Using Reverse Mortgages for Home Improvements


Over the course of my career originating reverse mortgages I have watched my clients use the proceeds from their reverse mortgage for a wide variety of reasons. Among the most common uses of these proceeds is for home improvements. Many of my clients have lived in their homes for several years and often there is a need for upgrades to various parts of their homes. Generally speaking, I would put home improvement projects into two basic categories: required deferred maintenance and aging in place upgrades. Let’s take a look a required deferred maintenance first.

Required deferred maintenance is the less glamorous side of home improvement projects. This type of maintenance includes items such as putting a new roof on your home, interior or exterior painting, new windows, or possibly even a new furnace in the basement. Although less glamorous, these items can often give the homeowner peace of mind and can sometimes be required by the reverse mortgage lender to be completed as a condition of the reverse mortgage loan. The regulator of reverse mortgage loans is the Department of Housing and Urban Development (HUD). When creating the regulations for reverse mortgages HUD realized that many seniors seeking a reverse mortgage may have been living in their homes for decades and that some of these deferred maintenance items would need to be completed. Often these borrowers do not have the money to do this maintenance before the loan closes so HUD put in place a unique feature in the reverse mortgage regulations that allows the borrowers to close the loan before this work is done. This allows the borrower to access the equity in their home first and do the necessary repairs later. In a conventional “forward mortgage” these repairs would need to be completed before the loan can close.

The other basic category of home improvement is aging in place upgrades.

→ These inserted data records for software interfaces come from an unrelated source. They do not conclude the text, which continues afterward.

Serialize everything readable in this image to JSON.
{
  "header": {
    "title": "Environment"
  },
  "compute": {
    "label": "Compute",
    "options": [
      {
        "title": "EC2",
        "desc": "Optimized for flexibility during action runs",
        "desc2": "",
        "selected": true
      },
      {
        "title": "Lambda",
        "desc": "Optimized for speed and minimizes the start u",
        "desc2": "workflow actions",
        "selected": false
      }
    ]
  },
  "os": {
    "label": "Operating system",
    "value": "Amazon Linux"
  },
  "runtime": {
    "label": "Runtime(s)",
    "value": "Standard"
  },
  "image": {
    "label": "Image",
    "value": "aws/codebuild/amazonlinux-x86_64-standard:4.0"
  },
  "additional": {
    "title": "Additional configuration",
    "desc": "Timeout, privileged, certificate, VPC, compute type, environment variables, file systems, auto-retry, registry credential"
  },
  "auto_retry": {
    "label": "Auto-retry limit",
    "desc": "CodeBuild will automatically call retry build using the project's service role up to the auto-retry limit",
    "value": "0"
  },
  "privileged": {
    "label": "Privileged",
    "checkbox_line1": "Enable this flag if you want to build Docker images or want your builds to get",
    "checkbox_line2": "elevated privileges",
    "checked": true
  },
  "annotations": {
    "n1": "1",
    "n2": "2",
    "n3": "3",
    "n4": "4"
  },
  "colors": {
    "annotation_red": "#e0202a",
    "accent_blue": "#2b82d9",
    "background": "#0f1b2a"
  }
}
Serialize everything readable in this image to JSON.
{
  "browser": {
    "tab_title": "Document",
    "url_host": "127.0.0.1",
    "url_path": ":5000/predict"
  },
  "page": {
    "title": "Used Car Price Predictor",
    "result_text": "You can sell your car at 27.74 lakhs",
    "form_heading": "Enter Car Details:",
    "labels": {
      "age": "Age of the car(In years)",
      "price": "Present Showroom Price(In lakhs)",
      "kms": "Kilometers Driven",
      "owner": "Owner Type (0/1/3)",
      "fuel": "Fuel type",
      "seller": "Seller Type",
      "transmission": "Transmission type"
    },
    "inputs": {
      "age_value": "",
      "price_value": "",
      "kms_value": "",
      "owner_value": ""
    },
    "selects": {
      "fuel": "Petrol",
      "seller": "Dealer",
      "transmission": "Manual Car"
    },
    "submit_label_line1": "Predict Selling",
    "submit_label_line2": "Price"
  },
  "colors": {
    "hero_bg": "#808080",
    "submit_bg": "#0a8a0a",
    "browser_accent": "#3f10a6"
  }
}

There are many upgrades that a senior would want to have throughout their homes while they age in place. Many of my customers have upgraded their kitchens and bathrooms with features which will make it easier for them as they get older. A common upgrade in the bathroom is the addition of a walk in shower and handrails. On more than one occasion I have had my clients tell me that they plan of converting one of their downstairs rooms into their master suite and leave the stair climbing to the bedrooms upstairs for the grandchildren. Also, a common change that I see is to have the washer and dryer on the first floor. No more going to the basement to do laundry!

Not all of the aging in place improvements are limited to the inside of your home. Just recently I had a client that was planning on doing quite a bit of work to make her home wheelchair accessible from her driveway. Another client was having a hot tub installed on the new patio he was having built. There really is no limit on the various upgrades you can do on your home, inside or out, with the proceeds from a reverse mortgage.

With over 10,000 people each day turning 65 there will be an increasing need for seniors to do required maintenance as well as aging in place upgrades. Using the proceeds from a reverse mortgage to make these improvements is a great way for seniors who have their wealth “trapped” in the equity of their homes.

Dan Collins is a Reverse Mortgage Specialist (NMLS # 30130) with Continental Funding Corporation (NMLS # 2723) He has been specializing in Reverse Mortgages for over 10 years. He has also been featured on the FreeMoneyRadio program and can be reached at 9782398446 or [email protected].
For a free copy of The National Council on Aging’s booklet titled “Using Your Home to Stay at Home” feel free to contact Dan at the information provided above and he will get a copy in the mail to you right away. This booklet contains excellent information about a wide variety of options to help senior citizens remain in their homes after they retire.